Your answer should be one number: how many lines of the data include the string "down"?

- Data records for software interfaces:
"""

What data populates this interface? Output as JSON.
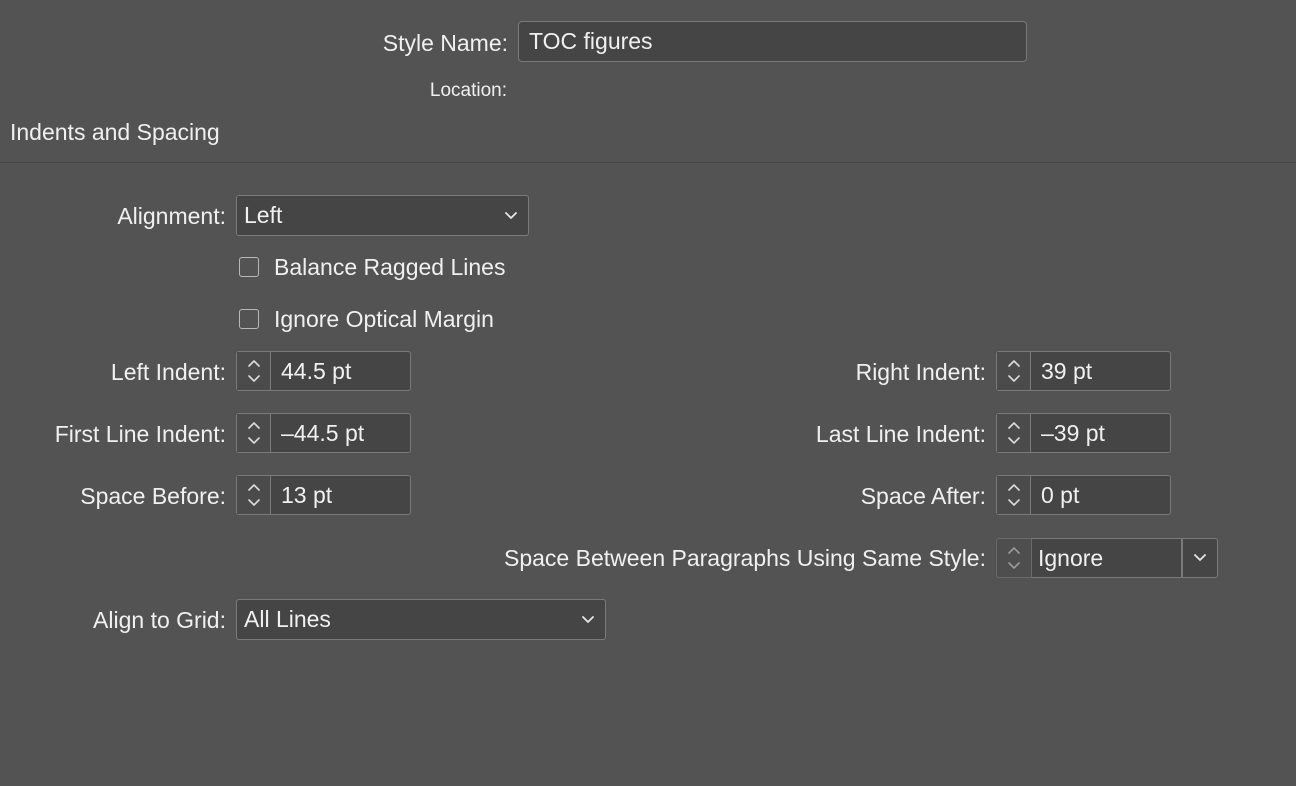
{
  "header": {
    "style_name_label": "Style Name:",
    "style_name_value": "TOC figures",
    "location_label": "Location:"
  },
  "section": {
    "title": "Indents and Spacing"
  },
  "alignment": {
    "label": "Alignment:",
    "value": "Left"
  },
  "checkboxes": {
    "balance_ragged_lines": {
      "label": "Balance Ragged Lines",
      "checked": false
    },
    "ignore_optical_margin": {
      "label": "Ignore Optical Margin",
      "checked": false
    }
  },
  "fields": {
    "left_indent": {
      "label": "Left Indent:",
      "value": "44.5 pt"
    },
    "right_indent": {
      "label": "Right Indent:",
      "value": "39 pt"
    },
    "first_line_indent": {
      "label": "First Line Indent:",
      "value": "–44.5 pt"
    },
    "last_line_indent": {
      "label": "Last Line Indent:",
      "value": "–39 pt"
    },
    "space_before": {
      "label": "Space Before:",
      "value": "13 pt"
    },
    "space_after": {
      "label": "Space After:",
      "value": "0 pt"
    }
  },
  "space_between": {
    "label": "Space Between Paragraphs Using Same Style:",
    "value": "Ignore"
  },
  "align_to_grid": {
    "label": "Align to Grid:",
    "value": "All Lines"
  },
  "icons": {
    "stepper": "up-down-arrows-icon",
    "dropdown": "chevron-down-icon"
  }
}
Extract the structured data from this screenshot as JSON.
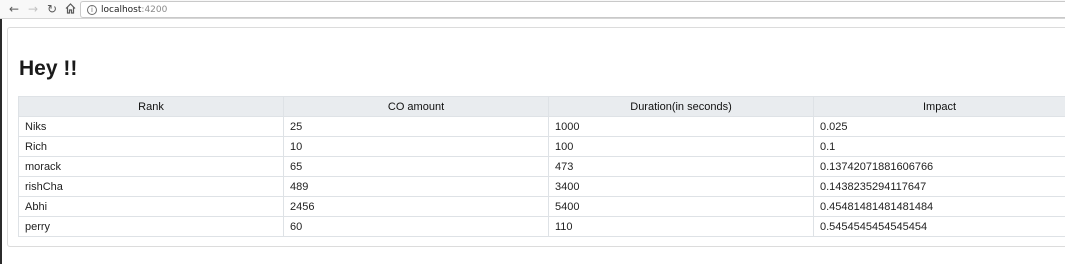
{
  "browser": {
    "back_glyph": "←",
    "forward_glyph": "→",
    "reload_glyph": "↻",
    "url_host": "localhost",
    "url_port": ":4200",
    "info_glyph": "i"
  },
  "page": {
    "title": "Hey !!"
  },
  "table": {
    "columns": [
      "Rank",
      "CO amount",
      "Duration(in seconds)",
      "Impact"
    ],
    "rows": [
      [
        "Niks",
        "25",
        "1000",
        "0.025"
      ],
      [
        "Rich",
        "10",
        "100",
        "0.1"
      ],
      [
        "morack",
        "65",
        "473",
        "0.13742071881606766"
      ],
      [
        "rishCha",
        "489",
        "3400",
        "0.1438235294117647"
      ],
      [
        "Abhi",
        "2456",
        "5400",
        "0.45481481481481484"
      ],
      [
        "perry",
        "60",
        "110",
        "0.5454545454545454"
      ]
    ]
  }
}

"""

- Task solution:
2